Only lines with the string "yyyy" are wanted. Pull them out of the data.

BEGIN DATA FOR THE TASK

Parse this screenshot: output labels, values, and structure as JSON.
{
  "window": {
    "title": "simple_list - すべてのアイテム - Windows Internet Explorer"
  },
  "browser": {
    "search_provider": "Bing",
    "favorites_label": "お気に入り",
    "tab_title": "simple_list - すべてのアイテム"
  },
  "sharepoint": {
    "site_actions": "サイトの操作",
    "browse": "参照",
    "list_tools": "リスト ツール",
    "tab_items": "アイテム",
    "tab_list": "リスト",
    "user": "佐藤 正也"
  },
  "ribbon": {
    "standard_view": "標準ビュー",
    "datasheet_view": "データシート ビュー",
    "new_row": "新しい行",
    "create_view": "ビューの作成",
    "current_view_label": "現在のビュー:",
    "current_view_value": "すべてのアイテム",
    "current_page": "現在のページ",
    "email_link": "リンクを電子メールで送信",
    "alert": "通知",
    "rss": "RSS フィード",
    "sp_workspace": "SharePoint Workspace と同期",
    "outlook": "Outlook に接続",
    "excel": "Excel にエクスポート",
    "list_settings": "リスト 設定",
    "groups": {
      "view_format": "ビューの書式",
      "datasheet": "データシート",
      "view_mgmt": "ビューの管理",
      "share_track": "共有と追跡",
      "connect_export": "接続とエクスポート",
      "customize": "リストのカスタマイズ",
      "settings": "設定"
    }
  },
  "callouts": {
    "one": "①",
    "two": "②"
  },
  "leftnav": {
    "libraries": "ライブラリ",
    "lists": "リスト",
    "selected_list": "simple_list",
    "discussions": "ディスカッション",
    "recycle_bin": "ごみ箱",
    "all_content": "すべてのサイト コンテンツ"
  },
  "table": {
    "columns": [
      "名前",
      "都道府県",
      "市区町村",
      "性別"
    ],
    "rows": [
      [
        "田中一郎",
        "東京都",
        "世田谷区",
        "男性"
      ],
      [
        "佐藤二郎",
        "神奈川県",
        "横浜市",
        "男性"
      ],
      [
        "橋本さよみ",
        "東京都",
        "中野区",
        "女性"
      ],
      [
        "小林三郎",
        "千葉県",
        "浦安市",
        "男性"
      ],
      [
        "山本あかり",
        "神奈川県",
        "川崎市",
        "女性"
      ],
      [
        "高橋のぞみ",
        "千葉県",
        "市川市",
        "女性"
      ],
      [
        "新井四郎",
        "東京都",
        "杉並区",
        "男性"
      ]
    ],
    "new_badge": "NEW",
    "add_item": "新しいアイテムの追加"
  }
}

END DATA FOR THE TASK
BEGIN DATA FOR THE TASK

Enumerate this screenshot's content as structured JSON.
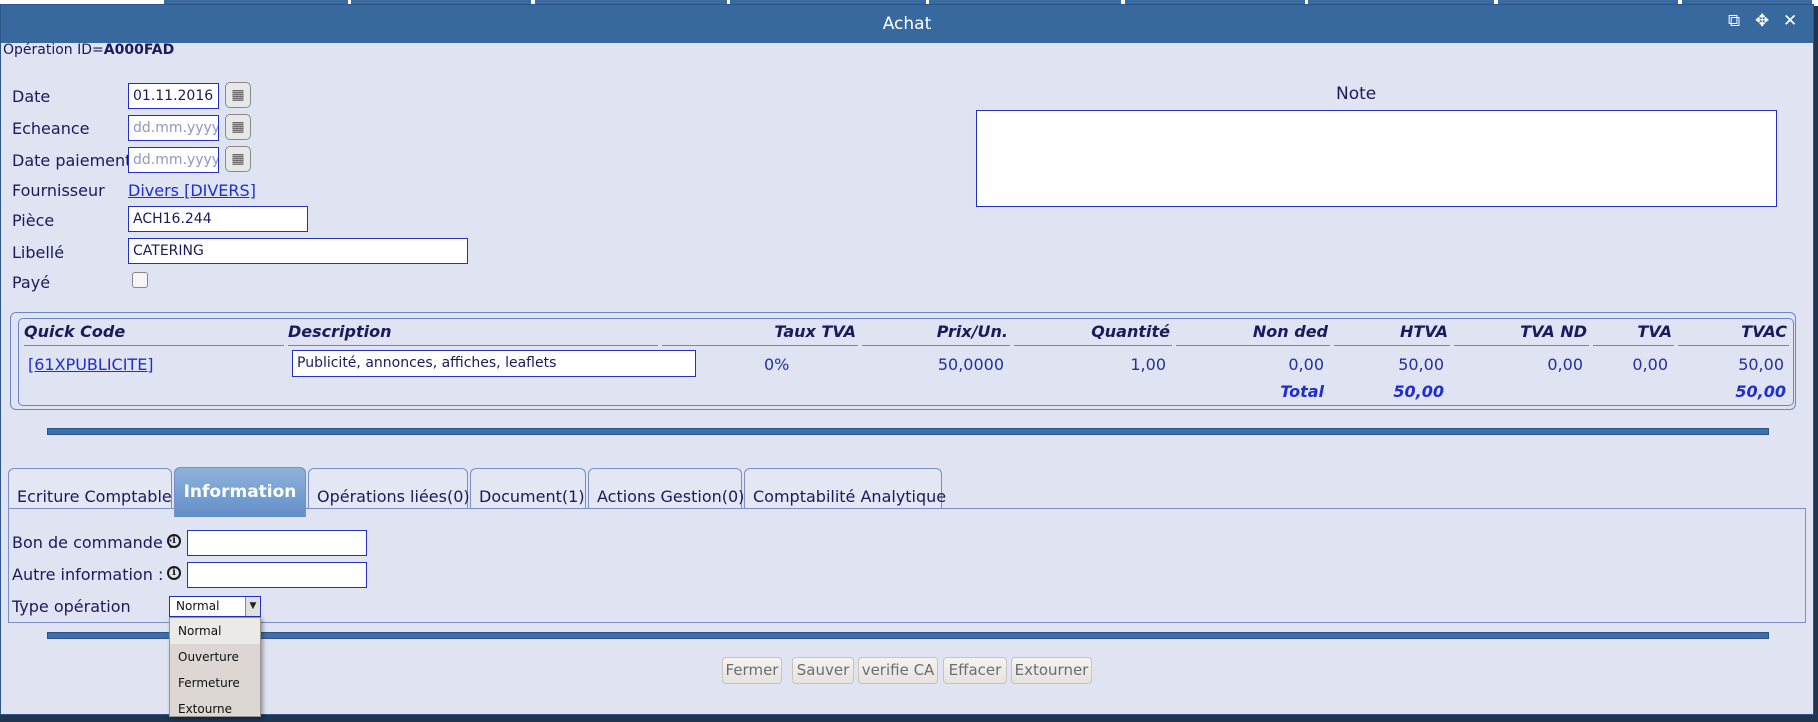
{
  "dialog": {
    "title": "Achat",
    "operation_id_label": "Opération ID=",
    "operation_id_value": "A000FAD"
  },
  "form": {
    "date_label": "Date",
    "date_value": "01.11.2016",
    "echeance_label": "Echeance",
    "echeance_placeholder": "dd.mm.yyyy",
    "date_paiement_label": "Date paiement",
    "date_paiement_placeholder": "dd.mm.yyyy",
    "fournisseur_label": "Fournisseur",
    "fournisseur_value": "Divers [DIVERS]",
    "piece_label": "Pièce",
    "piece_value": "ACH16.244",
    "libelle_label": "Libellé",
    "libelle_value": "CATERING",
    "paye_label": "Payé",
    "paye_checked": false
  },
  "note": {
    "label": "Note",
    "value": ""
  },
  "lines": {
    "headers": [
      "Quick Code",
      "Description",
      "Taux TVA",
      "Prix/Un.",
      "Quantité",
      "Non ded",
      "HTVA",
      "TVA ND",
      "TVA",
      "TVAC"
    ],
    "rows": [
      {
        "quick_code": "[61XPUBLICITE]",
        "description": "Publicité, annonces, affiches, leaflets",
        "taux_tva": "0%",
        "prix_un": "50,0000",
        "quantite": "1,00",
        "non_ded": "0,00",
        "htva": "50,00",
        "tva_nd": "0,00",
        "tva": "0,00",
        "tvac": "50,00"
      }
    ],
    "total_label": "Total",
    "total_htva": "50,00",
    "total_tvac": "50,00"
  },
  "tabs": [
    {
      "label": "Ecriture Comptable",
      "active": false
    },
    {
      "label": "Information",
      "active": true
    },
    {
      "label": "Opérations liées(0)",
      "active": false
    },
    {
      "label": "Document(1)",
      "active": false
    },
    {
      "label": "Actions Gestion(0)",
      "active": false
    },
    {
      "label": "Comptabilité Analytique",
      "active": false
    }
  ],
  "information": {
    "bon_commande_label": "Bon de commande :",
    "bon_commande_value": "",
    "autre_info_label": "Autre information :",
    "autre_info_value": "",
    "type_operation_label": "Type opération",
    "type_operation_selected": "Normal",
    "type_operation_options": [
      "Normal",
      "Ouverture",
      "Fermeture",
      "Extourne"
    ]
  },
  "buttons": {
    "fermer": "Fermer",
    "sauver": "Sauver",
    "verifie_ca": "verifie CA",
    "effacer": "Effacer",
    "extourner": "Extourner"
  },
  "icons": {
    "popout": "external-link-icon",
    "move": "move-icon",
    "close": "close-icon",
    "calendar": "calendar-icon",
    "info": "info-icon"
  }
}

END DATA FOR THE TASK

WRITTEN ANSWER
    "echeance_placeholder": "dd.mm.yyyy",
    "date_paiement_placeholder": "dd.mm.yyyy",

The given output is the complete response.